# Problem details
In the listing below, how many lines hold the string "this"? Reply with the number and nothing else.

# Excerpted data
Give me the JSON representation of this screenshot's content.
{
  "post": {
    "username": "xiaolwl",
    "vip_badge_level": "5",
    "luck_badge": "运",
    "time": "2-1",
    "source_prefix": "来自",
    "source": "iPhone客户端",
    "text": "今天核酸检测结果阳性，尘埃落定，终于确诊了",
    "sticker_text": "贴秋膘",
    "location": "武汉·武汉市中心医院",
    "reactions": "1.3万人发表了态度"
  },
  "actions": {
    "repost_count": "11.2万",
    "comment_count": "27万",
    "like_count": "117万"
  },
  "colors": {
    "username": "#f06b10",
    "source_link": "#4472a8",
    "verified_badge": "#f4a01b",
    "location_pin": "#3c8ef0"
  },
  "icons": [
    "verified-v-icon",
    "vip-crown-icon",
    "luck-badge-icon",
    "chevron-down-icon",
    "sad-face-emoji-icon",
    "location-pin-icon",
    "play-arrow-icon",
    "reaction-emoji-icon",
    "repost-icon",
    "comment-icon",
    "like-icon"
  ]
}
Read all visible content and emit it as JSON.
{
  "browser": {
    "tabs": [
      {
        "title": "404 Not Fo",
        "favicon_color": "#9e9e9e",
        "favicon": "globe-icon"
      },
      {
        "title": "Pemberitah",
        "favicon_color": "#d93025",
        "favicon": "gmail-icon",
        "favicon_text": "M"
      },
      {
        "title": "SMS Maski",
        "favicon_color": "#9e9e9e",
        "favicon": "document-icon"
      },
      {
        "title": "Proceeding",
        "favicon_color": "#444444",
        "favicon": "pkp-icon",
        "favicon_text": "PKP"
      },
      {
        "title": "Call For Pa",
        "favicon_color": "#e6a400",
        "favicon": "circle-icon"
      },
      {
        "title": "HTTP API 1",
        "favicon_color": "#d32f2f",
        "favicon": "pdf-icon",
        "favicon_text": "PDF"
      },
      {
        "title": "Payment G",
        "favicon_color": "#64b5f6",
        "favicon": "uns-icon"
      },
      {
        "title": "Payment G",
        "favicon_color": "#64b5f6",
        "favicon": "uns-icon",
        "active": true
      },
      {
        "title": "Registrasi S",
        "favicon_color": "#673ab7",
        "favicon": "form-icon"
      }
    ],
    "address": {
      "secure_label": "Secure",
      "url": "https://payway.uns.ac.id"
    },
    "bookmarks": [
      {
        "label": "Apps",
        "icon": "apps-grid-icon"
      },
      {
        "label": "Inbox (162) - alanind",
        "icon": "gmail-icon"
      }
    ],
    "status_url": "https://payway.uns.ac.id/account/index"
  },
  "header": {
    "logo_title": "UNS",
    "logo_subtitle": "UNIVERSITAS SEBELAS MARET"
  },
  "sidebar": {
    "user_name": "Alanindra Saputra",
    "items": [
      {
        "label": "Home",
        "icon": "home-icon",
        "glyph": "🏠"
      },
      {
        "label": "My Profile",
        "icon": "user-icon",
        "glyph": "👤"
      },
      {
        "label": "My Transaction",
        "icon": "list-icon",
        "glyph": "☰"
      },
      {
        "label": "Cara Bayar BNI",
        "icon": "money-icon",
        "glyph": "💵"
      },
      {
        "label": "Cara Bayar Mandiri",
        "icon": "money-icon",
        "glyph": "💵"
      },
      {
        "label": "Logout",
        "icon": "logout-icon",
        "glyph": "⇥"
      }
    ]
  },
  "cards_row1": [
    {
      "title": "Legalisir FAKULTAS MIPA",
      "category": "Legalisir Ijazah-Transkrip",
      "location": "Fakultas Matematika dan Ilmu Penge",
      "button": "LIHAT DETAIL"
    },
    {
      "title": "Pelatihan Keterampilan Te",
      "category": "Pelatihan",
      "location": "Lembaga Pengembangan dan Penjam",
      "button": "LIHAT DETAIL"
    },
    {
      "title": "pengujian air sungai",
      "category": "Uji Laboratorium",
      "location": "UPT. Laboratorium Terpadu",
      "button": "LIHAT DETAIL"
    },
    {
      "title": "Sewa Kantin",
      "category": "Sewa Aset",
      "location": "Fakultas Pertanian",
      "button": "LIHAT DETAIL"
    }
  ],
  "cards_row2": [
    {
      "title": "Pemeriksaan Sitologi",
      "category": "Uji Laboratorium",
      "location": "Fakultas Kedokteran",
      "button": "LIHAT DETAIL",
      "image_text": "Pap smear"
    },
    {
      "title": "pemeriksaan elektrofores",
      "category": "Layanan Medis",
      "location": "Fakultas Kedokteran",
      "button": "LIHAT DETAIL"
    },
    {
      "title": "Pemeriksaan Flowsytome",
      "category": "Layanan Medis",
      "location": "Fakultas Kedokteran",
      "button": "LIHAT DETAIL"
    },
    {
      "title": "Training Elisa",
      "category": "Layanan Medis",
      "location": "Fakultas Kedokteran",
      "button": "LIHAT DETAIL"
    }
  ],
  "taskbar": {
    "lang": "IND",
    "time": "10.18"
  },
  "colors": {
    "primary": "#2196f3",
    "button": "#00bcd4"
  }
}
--
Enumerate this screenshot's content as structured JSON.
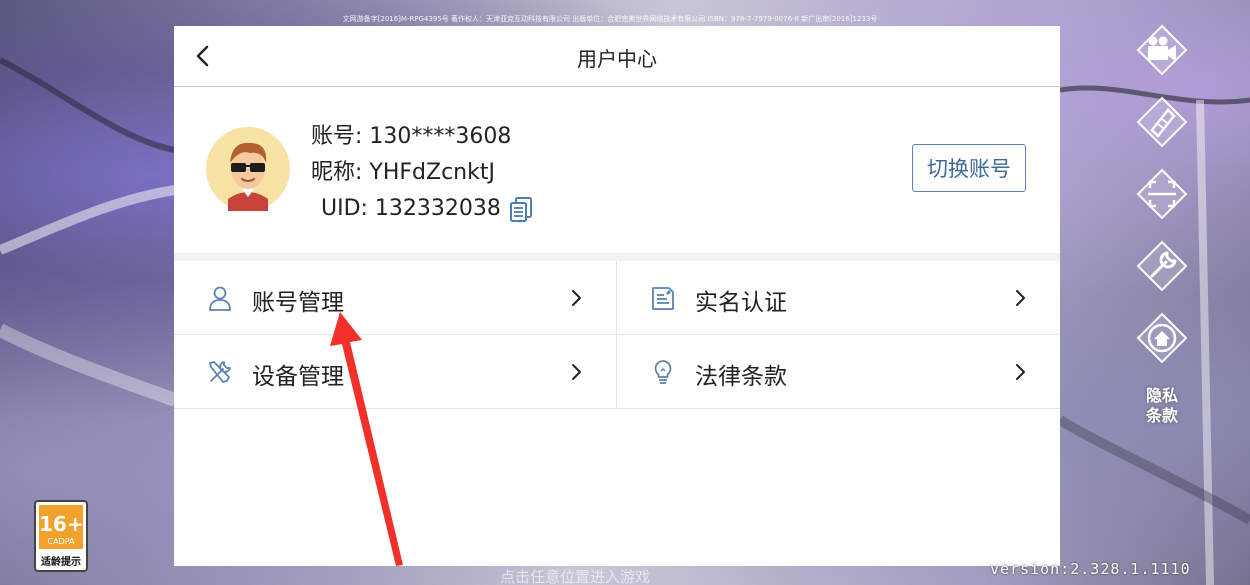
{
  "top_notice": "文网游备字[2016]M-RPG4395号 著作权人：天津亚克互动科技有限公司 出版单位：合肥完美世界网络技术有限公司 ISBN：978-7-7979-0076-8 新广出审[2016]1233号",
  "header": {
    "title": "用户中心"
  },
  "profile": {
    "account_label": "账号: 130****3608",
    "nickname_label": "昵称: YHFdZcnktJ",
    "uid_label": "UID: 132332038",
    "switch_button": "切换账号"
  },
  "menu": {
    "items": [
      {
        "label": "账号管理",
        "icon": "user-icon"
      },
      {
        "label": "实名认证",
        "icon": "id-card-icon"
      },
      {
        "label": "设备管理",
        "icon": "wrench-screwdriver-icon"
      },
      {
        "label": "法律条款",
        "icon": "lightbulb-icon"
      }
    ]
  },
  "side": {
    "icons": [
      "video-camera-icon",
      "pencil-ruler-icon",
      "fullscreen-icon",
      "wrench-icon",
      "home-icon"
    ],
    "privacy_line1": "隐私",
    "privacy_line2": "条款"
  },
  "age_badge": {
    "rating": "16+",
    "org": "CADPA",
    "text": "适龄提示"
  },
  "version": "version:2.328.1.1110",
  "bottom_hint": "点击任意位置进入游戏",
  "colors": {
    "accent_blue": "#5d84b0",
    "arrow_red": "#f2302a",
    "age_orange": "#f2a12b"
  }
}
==
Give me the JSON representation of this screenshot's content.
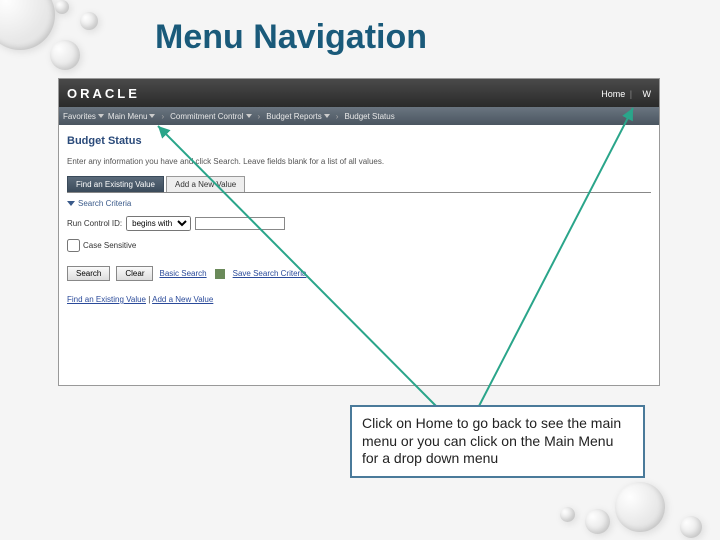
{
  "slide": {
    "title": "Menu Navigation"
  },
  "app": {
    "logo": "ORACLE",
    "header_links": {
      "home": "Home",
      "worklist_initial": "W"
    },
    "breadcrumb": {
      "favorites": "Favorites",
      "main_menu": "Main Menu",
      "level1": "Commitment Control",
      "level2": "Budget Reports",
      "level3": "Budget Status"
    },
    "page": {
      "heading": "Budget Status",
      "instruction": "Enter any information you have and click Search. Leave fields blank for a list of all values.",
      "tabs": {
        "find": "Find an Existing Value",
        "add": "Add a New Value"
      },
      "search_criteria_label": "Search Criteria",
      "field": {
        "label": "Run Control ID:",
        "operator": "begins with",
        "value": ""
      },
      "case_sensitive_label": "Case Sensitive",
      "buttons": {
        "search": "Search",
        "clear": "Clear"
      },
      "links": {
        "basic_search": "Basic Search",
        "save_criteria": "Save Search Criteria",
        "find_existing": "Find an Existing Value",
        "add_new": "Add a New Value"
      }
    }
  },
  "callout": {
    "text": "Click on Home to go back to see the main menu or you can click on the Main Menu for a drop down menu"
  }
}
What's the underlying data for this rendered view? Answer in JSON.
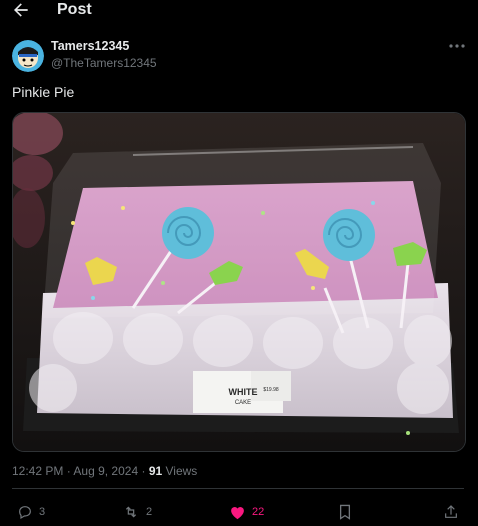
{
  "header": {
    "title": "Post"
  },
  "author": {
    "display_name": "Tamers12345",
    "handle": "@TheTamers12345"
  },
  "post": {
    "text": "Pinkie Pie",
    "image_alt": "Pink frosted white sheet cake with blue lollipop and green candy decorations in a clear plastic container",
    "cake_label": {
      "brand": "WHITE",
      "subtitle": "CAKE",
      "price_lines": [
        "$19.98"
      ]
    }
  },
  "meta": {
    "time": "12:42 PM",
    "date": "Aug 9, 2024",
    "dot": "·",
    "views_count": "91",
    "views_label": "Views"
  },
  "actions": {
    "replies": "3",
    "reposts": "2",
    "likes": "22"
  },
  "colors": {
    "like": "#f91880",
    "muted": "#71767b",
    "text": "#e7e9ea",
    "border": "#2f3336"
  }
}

# Exercise solution
4